Humanizing Travel: How E-hail Apps Transform Stakeholder Relationships in Taxi Services

Efficiency benefits of the increasingly popular taxi-hailing (e-hailing) apps have been widely discussed - reduction of search time, convenience for passengers, and higher income for drivers. However the project proposes that there is a qualitative difference that e-hailing apps are engendering in the United States (U.S.) taxi industry above and beyond their quantitative impacts. E-hailing establishes direct connections between drivers and passengers, making ride requests person-to-person interactions in contrast with the prior impersonal one-time encountering. These connections, in turn, enable and generate more humanly sensible communications between both parties. At the neighborhood scale, the mutual trust between drivers and passengers empowers marginalized neighborhoods, which were often seen as dangerous and consequently underserved by taxi, to re-connect their residents to the city at large.

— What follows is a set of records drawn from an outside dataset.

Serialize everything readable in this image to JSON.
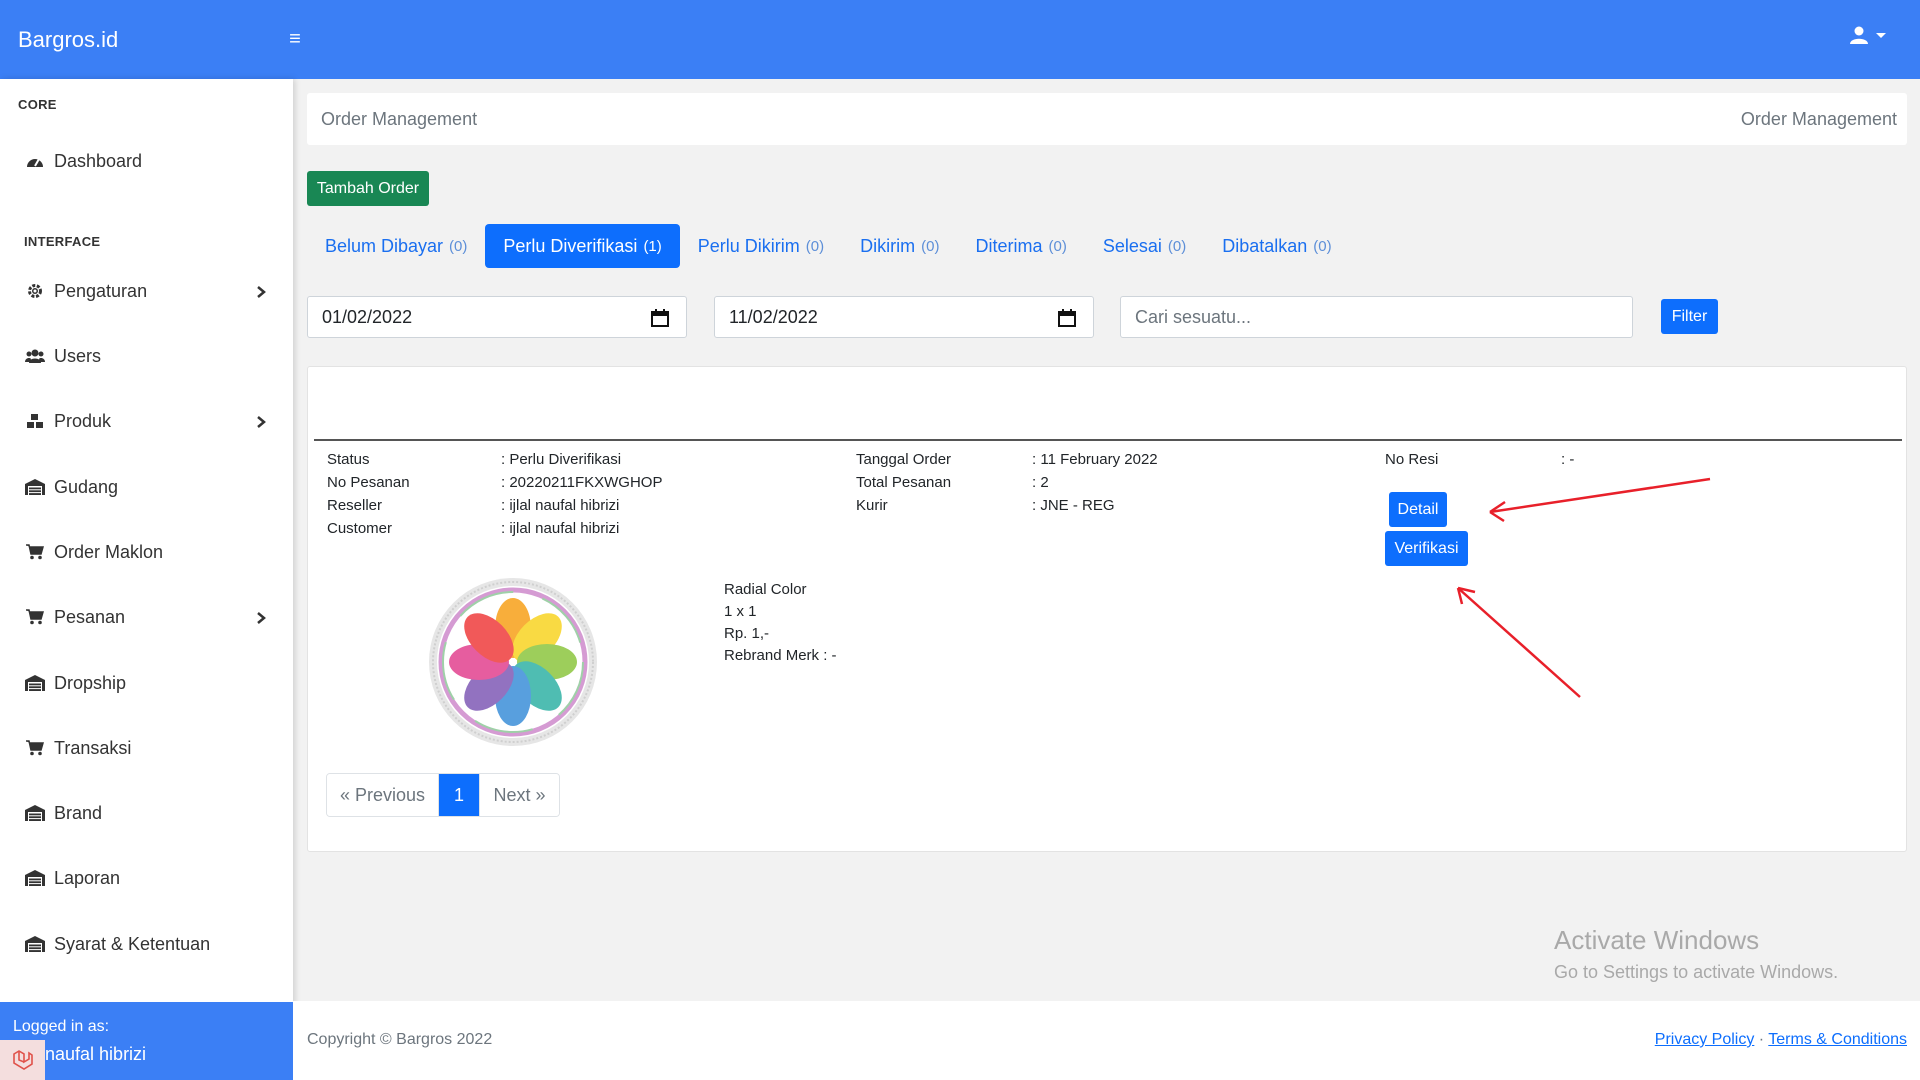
{
  "app": {
    "brand": "Bargros.id",
    "menu_icon": "hamburger-icon",
    "user_icon": "user-icon"
  },
  "sidebar": {
    "heading_core": "CORE",
    "heading_interface": "INTERFACE",
    "items": [
      {
        "label": "Dashboard",
        "icon": "tachometer-icon"
      },
      {
        "label": "Pengaturan",
        "icon": "gear-icon",
        "has_submenu": true
      },
      {
        "label": "Users",
        "icon": "users-icon"
      },
      {
        "label": "Produk",
        "icon": "boxes-icon",
        "has_submenu": true
      },
      {
        "label": "Gudang",
        "icon": "warehouse-icon"
      },
      {
        "label": "Order Maklon",
        "icon": "cart-icon"
      },
      {
        "label": "Pesanan",
        "icon": "cart-icon",
        "has_submenu": true
      },
      {
        "label": "Dropship",
        "icon": "warehouse-icon"
      },
      {
        "label": "Transaksi",
        "icon": "cart-icon"
      },
      {
        "label": "Brand",
        "icon": "warehouse-icon"
      },
      {
        "label": "Laporan",
        "icon": "warehouse-icon"
      },
      {
        "label": "Syarat & Ketentuan",
        "icon": "warehouse-icon"
      }
    ],
    "footer": {
      "label": "Logged in as:",
      "user": "naufal hibrizi"
    }
  },
  "header": {
    "title": "Order Management",
    "breadcrumb": "Order Management"
  },
  "actions": {
    "add_order": "Tambah Order"
  },
  "tabs": [
    {
      "label": "Belum Dibayar",
      "count": "(0)"
    },
    {
      "label": "Perlu Diverifikasi",
      "count": "(1)",
      "active": true
    },
    {
      "label": "Perlu Dikirim",
      "count": "(0)"
    },
    {
      "label": "Dikirim",
      "count": "(0)"
    },
    {
      "label": "Diterima",
      "count": "(0)"
    },
    {
      "label": "Selesai",
      "count": "(0)"
    },
    {
      "label": "Dibatalkan",
      "count": "(0)"
    }
  ],
  "filters": {
    "date_from": "01/02/2022",
    "date_to": "11/02/2022",
    "search_placeholder": "Cari sesuatu...",
    "filter_button": "Filter"
  },
  "order": {
    "status_label": "Status",
    "status_value": ": Perlu Diverifikasi",
    "no_pesanan_label": "No Pesanan",
    "no_pesanan_value": ": 20220211FKXWGHOP",
    "reseller_label": "Reseller",
    "reseller_value": ": ijlal naufal hibrizi",
    "customer_label": "Customer",
    "customer_value": ": ijlal naufal hibrizi",
    "tanggal_label": "Tanggal Order",
    "tanggal_value": ": 11 February 2022",
    "total_label": "Total Pesanan",
    "total_value": ": 2",
    "kurir_label": "Kurir",
    "kurir_value": ": JNE - REG",
    "resi_label": "No Resi",
    "resi_value": ": -",
    "detail_button": "Detail",
    "verify_button": "Verifikasi",
    "product": {
      "name": "Radial Color",
      "qty": "1 x 1",
      "price": "Rp. 1,-",
      "rebrand": "Rebrand Merk : -"
    }
  },
  "pagination": {
    "previous": "« Previous",
    "current": "1",
    "next": "Next »"
  },
  "watermark": {
    "line1": "Activate Windows",
    "line2": "Go to Settings to activate Windows."
  },
  "footer": {
    "copyright": "Copyright © Bargros 2022",
    "privacy": "Privacy Policy",
    "separator": "·",
    "terms": "Terms & Conditions"
  },
  "colors": {
    "primary": "#0d6efd",
    "topbar": "#3b7ff5",
    "success": "#198754",
    "annotation": "#e8202a"
  }
}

This project aims to diagnose the stakeholder dynamics in six major U.S. taxi markets and identify the bottlenecks and weaknesses in the relationship structure; examine how e-hailing is poised to disrupt the status quo and transform these relationships; and analyze the implications on the quality of service, drivers' work environment, and the neighborhoods that they serve. The primary method of this project will be in-depth stakeholder interviews with key stakeholders in the industry - namely, taxi drivers, passengers, regulators, and app developers. The US taxi industry is at a crossroad. Regulators across the country are debating the fate of e-hailing at the moment - whether to allow it, regulate it, or promote it. By documenting the potential of e-hail apps in fostering a more humanizing and service-oriented taxi market, this research provides regulators with concrete evidence in their policy decisions, facilitates developers to improve their apps, and enlightens transportation professionals and urban planners on the deeper and qualitative impact of the new technology on accessible and livable communities.

Language

  • English

Project

  • Status: Active
  • Funding: $200000.00
  • Contract Numbers:

    DTRT12-G-UTC01

    MITR25-18

  • Sponsor Organizations:

    Research and Innovative Technology Administration

    University Transportation Centers Program
    1200 New Jersey Avenue, SE
    Washington, DC  United States  20590
  • Start Date: 20131001
  • Expected Completion Date: 0
  • Actual Completion Date: 20180930
  • Source Data: RiP Project 39272

Subject/Index Terms

Filing Info

  • Accession Number: 01557114
  • Record Type: Research project
  • Source Agency: New England University Transportation Center
  • Contract Numbers: DTRT12-G-UTC01, MITR25-18
  • Files: UTC, RiP
  • Created Date: Mar 18 2015 1:00AM